I’m Nina Cataldo, Seattle University College of Arts & Sciences ‘15. While I grew up mainly in Portland, Oregon, I used to spend my summer and winter holidays traveling back to Tokyo, Japan to be with my mom’s side of the family. In college, I did a semester exchange at Sophia University in Tokyo. This experience landed me a job as an advisor and writer for a Japanese publisher, and so, I returned to Tokyo upon graduation. Although I grew up very close to my Japanese roots and traditions, it has definitely taken some adjustment to move back to Japan and navigate it as a working adult. One interesting aspect has been watching the whole holiday season unfold in the city.
It’s fascinating how Japan can be such a tradition-driven country, and yet, be so keen on adopting festivities from the West. In recent years, for example, Halloween has become the biggest celebration (probably even bigger than in the U.S.) around Tokyo. While the majority of this country doesn’t identify with Catholicism or much of any religion at all (because Buddhism and Shintoism are considered part of the lifestyle instead of religions), Christmas has also become a modern long-standing celebration in Japan. However, the culture and traditions around it are much different than in the U.S.!
Christmas in the States is about decorating the Christmas tree, attending mass, spending time with family, and sharing a meal with loved ones at home. I often associate American Christmas with a time of reflection, love, and peace. In Japan, Christmas has turned into a special date-night, mostly associated with a romantic time for couples to celebrate together, exchange gifts, and to enjoy the Christmas light illuminations all around the cities. These illuminations are incredible and each year their setup and shows seem to get more extravagant. The whole city is lively leading up to the Christmas day and all night long.
Another odd and commercialized tradition in Japan for Christmas is eating KFC (Kentucky Fried Chicken). Japanese families and groups often need to put in Christmas day KFC orders weeks in advance or line up for long hours! My friends, whom are mostly expats, and I usually organize a get-together at one of our homes before many head home or away. We combine holiday traditions from our homes, like mulled wine and mince pies from Europe and a white elephant gift exchange. It’s nice to have friends who are like family when our own aren’t nearby, and the holidays are a great way to learn about various cultures while living in such a diverse city. All of this aside, Christmas isn’t recognized as a national holiday, so we work through the week or generally until the 28th of December.

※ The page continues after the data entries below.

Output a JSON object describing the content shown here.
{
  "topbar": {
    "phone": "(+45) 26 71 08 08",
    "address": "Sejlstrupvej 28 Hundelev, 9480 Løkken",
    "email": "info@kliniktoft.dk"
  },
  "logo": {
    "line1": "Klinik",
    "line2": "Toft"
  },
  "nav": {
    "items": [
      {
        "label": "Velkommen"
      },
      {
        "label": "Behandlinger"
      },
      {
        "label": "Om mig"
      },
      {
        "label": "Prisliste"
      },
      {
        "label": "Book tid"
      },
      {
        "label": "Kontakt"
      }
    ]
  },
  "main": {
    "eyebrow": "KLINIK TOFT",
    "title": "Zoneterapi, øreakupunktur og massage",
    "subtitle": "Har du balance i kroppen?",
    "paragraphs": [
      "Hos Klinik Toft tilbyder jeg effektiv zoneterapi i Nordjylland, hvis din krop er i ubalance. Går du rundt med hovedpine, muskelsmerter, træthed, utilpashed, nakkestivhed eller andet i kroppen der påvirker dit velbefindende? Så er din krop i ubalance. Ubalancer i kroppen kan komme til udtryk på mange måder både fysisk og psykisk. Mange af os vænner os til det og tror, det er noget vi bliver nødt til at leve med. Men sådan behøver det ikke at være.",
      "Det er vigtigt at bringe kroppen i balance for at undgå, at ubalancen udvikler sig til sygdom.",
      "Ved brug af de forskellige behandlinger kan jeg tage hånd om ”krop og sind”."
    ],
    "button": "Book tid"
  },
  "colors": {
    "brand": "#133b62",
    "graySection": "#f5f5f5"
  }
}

Japan’s biggest and most important holiday is New Years; New Year’s holiday resembles more of the family time that Christmas or Thanksgiving has in the States. As a result, we usually have the whole first week of January off for the holiday. On New Year’s Eve, the whole extended family gathers at the (grand)parents’ home and shares a noodle cuisine called toshikoshi soba which translates to “overcoming the year soba (noodles)” with the noodles representing a long and prosperous year ahead. While some stay out for various countdown events, shows, and parties, many choose to stay at home and maybe pay a visit to the local temple or shrine for a prayer after midnight called hatsumode (first prayer). All the New Year’s Eve festivities or downtime is followed by a massive feast on New Year’s Day. The traditional osechi ryori “New Year’s cuisine” is prepared alongside other dishes that varies from household to household, and region to region. In my family, 16 of us gather at my grandma’s home and we order sushi, make katsu (pork and chicken cutlets), have a crab feast, and add a few other dishes like sashimi and kamaboko (fish cake). The feast is followed by lots of relaxation and food-induced naps, as well as massive sales, and more likely than not for me, a trip up to the snowy mountains for snowboarding.
The holidays are a hard time for many to be away from family, especially for people like me who are expats. But the holidays have been a great time for those of us who have become friends to share a piece of our home and traditions with each other. There’s nothing as touching and exciting as seeing new friends try a Thanksgiving feast for the first time, or seeing my Jewish friends eager for my reactions at my first Hanukkah festivities. This time of year is a reminder that we can create holiday cheer and adopt local traditions or make new holidays traditions no matter where we are in the world.